▸ EXERCISE GOAL:
Reproduce the data shown below exactly.

▸ RECORD EXCERPTS:
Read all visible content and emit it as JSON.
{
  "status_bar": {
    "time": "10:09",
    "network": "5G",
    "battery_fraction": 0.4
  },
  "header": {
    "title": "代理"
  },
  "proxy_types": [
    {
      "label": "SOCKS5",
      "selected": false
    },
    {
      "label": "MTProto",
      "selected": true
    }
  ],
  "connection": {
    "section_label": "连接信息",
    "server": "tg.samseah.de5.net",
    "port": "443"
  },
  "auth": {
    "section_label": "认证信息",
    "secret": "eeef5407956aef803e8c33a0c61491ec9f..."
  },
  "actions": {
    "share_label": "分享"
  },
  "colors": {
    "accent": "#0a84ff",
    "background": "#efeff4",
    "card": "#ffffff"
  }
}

▸ REPLY TO THE TASK:
Read all visible content and emit it as JSON.
{
  "status_bar": {
    "time": "10:09",
    "network": "5G",
    "battery_fraction": 0.4
  },
  "header": {
    "title": "代理"
  },
  "proxy_types": [
    {
      "label": "SOCKS5",
      "selected": false
    },
    {
      "label": "MTProto",
      "selected": true
    }
  ],
  "connection": {
    "section_label": "连接信息",
    "server": "tg.samseah.de5.net",
    "port": "443"
  },
  "auth": {
    "section_label": "认证信息",
    "secret": "eeef5407956aef803e8c33a0c61491ec9f..."
  },
  "actions": {
    "share_label": "分享"
  },
  "colors": {
    "accent": "#0a84ff",
    "background": "#efeff4",
    "card": "#ffffff"
  }
}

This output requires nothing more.